The Veg-Edible Guide RSS Feed


Organic Knowledgebase and Glossary

A B C D E F G H I J K L M N O P Q R S T U V W X Y Z 
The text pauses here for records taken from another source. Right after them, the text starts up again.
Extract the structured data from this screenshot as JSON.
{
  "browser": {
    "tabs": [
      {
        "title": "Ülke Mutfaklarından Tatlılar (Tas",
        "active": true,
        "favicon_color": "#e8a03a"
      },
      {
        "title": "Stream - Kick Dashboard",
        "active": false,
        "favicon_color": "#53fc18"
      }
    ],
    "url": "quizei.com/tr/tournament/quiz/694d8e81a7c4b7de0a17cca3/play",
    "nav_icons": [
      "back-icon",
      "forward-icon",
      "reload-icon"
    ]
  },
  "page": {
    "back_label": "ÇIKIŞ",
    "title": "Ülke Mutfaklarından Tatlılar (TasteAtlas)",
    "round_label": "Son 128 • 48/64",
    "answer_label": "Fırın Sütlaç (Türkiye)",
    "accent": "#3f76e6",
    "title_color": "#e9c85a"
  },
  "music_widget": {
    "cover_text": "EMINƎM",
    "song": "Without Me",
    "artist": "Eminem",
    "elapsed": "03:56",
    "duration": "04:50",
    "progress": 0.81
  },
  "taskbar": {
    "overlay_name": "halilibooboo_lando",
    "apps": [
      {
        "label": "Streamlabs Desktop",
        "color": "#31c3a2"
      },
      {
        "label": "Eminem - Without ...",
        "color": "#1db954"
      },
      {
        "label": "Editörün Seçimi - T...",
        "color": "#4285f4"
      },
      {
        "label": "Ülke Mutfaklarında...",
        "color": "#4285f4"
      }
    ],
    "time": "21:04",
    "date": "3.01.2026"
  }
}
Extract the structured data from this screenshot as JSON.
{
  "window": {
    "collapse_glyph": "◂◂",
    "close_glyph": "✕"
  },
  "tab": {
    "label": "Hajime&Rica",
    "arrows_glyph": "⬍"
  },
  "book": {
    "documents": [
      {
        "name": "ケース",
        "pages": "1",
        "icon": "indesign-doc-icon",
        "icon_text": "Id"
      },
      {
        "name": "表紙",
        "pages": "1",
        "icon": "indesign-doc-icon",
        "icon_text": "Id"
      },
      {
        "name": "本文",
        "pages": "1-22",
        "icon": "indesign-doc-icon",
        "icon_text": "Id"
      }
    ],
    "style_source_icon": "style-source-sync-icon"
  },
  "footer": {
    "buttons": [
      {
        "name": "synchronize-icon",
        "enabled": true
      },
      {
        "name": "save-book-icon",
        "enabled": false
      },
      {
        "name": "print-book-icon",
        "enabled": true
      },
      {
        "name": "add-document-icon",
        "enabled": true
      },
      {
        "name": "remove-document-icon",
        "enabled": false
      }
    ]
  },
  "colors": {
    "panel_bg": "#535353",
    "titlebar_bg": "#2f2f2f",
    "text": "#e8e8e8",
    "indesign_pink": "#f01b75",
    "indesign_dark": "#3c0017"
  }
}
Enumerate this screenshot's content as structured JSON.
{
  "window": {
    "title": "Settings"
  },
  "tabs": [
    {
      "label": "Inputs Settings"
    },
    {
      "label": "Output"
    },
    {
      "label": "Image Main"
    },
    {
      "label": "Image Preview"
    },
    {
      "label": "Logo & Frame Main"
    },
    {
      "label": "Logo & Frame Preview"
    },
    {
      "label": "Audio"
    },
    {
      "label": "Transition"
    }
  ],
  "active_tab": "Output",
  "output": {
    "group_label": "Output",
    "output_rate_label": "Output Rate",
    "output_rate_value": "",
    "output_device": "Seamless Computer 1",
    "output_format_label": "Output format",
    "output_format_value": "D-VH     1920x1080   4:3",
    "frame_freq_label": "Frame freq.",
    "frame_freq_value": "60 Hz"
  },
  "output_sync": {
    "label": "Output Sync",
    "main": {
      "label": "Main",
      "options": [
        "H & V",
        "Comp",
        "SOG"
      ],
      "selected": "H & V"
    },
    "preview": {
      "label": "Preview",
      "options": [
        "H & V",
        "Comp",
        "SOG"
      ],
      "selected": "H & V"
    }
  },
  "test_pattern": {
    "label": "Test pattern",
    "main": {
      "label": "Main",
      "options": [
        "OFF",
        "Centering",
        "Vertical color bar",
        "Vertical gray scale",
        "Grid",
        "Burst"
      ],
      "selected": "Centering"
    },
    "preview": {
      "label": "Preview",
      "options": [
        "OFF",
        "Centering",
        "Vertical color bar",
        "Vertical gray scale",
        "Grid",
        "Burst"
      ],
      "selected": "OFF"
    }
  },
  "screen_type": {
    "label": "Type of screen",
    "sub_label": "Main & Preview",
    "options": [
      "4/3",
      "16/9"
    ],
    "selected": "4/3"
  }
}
Radishes Radishes come in all shapes, sizes and colours, though it's normally the small red and white radishes that we see in the shops.
Like beetroot, radishes are usually eaten raw in salads. But they also taste good in stews, curries and casseroles, or sliced and gently fried until almost transparent.
Raspberry The Raspberry or Red Raspberry, (Rubus idaeus) is a plant that produces a tart, sweet, red composite fruit in late summer or early autumn.
Traditionally raspberries were a late summer crop, but with new technology, varieties and innovations, raspberries can be enjoyed all year-round.
Raspberries need a lot of sun and ample amounts of water in order to develop to their fullest.
Red Current Although the origin of the red current is somewhat uncertain it is generally reckoned that three species have contributed to the constitution of present day varieties.
These are, Ribus vulgare, R. rubrum and R. petraeum.
Red kidney beans Incidents of food poisoning have been reported with the consumption of raw or undercooked red kidney beans. Symptoms may develop after eating only four raw beans and include nausea, vomiting, abdominal pain and diarrhoea
A naturally occurring haemaglutin is responsible for the illness, but can be destroyed by high temperature cooking, making the beans completely safe to eat.
Kidney beans should be soaked for at least 8 hours in enough cold water to keep them covered. After soaking, drain and rinse the beans.
The beans must now boil for 10 minutes to destroy the toxin. After this the beans should be simmered until cooked (approximately 45-60 minutes) and they should have an even creamy texture throughout.
Rhubarb Rhubarb originates from Siberia, and is a very hardy, frost resistant plant - in fact it needs a period of frost in the winter to produce the best stalks.
Because rhubarb is so hardy and will survive almost total neglect, it is often left to it's devices in preference to other more demanding vegetables.
Do not eat the leaves of rhubarb - they contain oxalic acid which is definitely poisonous to humans.
Root vegetables Root vegetables are probably the most versatile of all and often quite cheap. Plus, they're packed with vitamins and minerals, as well as taste. Examples are:
Carrots, parsnip, turnip, swede, celeriac, beet root, radishes, jerusalem artichokes and potatoes.

© RuleWorks - All Rights Reserved - Policy - - Sitemap